Since no peer or leadership pressures to work in the office are expected, individuals will gain increased freedom, trust, and responsibility. Due to monotonous online work settings and long hours, a concern for the future is wellness and well-being that will require more attention from senior management.
The other group reminded us that despite the new COVID-19 measures and adaptations, around 40% of the working population never changed their way of working. However, the increased and sometimes forced digitalization urges organizations to train their leadership on how to address and engage in personal issues.
A new leadership style with a focus on people is required. Instead of people coming to work, work comes home, which can lead to more personal issues. Therefore, leaders need to know how to (re)act when employees come forward with complaints about their well-being. There is a counter trend of distancing oneself from digital tools, and a luxury not to have a mobile phone.
A worry for the future seems to include the question on how the “new normal” or hybrid models will function and how to ensure teams stay connected. Technological advancements could also create setbacks; for instance, one of the greatest achievements of the previous century was the creation of a 40-hour work week. With digitalization, working hours have become blurrier and oftentimes longer than before, which may have a negative effect on fundamental human rights.
About the Authors:

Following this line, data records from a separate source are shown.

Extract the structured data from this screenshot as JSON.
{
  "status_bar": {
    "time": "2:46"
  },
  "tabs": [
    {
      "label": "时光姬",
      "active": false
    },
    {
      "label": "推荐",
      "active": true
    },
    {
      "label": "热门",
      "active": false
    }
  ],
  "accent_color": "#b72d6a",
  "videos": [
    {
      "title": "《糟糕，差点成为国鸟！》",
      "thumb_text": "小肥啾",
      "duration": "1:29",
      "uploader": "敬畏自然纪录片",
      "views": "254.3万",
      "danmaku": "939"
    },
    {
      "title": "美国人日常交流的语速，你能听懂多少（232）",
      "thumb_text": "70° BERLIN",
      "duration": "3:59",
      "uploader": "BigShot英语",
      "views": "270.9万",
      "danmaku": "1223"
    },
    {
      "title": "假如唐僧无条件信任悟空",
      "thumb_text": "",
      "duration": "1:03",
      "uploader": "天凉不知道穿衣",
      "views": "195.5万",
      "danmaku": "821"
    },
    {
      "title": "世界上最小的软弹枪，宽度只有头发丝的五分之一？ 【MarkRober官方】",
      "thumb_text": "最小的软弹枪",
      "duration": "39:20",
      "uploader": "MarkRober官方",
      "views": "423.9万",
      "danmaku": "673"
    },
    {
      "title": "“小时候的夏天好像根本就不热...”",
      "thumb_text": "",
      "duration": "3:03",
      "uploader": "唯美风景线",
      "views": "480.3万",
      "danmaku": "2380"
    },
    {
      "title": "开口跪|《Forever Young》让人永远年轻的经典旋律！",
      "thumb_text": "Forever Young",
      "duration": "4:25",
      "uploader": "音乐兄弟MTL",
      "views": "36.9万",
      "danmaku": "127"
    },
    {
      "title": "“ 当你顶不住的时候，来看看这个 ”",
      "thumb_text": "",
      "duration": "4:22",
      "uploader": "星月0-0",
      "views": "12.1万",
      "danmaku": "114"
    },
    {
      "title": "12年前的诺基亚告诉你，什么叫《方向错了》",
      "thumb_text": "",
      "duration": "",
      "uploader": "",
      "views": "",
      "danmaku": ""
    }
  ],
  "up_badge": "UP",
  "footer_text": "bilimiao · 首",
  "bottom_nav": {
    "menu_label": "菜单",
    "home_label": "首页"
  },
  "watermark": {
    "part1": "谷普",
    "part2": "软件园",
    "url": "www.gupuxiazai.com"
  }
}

Aleid de Boer is a Partner at the Amsterdam office who is active in two of Stanton Chase’s key practice groups: Consumer Products & Services and Life Sciences & Healthcare.
Stef Oud is a Partner with Stanton Chase Amsterdam. He focuses on the professional services industry and works closely with other Stanton Chase offices around the world to cover executive search for a broad range of organizations in this industry.
Janina Lorenci is a Research Associate at the Amsterdam office of Stanton Chase.